WASHINGTON, DC, August
4, 2004 (ENS): The pollination "services" of
the surrounding tropical forest contributed seven percent of the
annual income of one Costa Rican coffee farm, according to a new
study appearing Monday in the "Proceedings of the National
Academy of Sciences."
The study is the first to quantify in such detail the economic value
of pollination services from tropical forests.
It shows that there are "compelling economic reasons for conserving
native ecosystems," said Taylor Ricketts, principle author
of the study and director of WWF's Conservation Science Program.
"Because the benefits we derive from ecosystems are difficult
to quantify, they are often assumed to be worthless," Ricketts
said. "Yet, we found that without this forest, the coffee plantation
would lose about $60,000 in income from the diminished pollination
The research team investigated pollination on coffee plants at

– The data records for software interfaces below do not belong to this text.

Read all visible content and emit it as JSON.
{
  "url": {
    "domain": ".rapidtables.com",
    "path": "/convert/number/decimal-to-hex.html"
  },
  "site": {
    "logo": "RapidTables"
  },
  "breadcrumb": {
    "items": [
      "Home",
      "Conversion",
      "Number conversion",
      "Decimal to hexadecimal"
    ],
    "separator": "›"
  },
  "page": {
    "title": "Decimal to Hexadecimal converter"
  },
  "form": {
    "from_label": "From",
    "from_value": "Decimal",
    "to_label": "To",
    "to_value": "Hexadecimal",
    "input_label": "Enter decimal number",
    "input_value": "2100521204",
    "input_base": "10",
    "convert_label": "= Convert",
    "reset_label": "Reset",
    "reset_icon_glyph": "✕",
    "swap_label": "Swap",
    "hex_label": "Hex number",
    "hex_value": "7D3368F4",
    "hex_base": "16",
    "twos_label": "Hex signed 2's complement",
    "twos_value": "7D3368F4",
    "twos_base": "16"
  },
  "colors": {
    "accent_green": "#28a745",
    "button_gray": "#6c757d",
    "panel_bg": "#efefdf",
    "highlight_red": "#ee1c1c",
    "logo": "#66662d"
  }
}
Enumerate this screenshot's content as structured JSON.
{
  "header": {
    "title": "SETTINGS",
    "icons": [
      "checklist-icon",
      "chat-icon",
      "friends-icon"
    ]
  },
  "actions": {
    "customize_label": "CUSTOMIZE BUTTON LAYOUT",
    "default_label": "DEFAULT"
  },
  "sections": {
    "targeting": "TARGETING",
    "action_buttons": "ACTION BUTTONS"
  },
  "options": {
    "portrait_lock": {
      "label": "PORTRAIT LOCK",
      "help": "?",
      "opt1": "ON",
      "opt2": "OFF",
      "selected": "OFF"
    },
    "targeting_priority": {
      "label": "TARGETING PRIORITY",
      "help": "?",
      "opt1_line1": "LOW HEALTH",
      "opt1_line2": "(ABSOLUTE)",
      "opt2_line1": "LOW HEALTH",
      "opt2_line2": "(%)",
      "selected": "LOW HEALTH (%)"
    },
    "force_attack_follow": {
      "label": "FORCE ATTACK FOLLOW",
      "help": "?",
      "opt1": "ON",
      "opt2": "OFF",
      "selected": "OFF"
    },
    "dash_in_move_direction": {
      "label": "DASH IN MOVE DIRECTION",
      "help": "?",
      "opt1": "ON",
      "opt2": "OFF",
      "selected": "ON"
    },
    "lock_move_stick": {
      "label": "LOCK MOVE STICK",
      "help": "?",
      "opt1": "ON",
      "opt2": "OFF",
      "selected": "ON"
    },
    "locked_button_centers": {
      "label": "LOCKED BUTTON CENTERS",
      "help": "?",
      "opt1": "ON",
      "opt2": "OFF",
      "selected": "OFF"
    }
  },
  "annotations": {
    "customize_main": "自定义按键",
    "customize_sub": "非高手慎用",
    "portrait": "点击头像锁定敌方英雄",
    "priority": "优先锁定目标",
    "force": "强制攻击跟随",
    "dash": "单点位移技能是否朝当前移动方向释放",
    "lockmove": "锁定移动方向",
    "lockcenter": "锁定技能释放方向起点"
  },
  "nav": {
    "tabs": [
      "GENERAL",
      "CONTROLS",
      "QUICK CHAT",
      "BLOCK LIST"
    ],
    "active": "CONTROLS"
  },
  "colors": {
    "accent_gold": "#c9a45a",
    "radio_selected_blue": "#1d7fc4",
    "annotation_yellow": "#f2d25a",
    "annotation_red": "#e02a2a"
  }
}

three distances from the forest - near (330 feet), intermediate
(one half mile), and far (just under a mile).
The researchers found the areas of the coffee farm closest to the
forest experienced more pollination by wild bees.
The increased pollination boosted coffee yields and decreased the
number of deformed beans, compared to the plants farthest from the
"Our numbers are very conservative because we just looked
at one ecosystem service - pollination - on one farm," said
Paul Ehrlich, a co-author and professor of population studies at
Stanford University. "If we quantified other ecosystem services
like water purification, and the value of pollination to other neighboring
farms, the value of this forest would be even greater."
The study suggests the value of tropical forest is greater than
other land uses for which forests are often destroyed.
Cattle pasture, for example, would yield approximately $24,000
a year, less than half of what pollination services provides to
the coffee plantation.
"The fact that pollination services alone are so valuable
to an individual farm demonstrates how conservation is compatible
with economic development," Ricketts said. "Protecting
natural ecosystems can benefit both biodiversity and local people."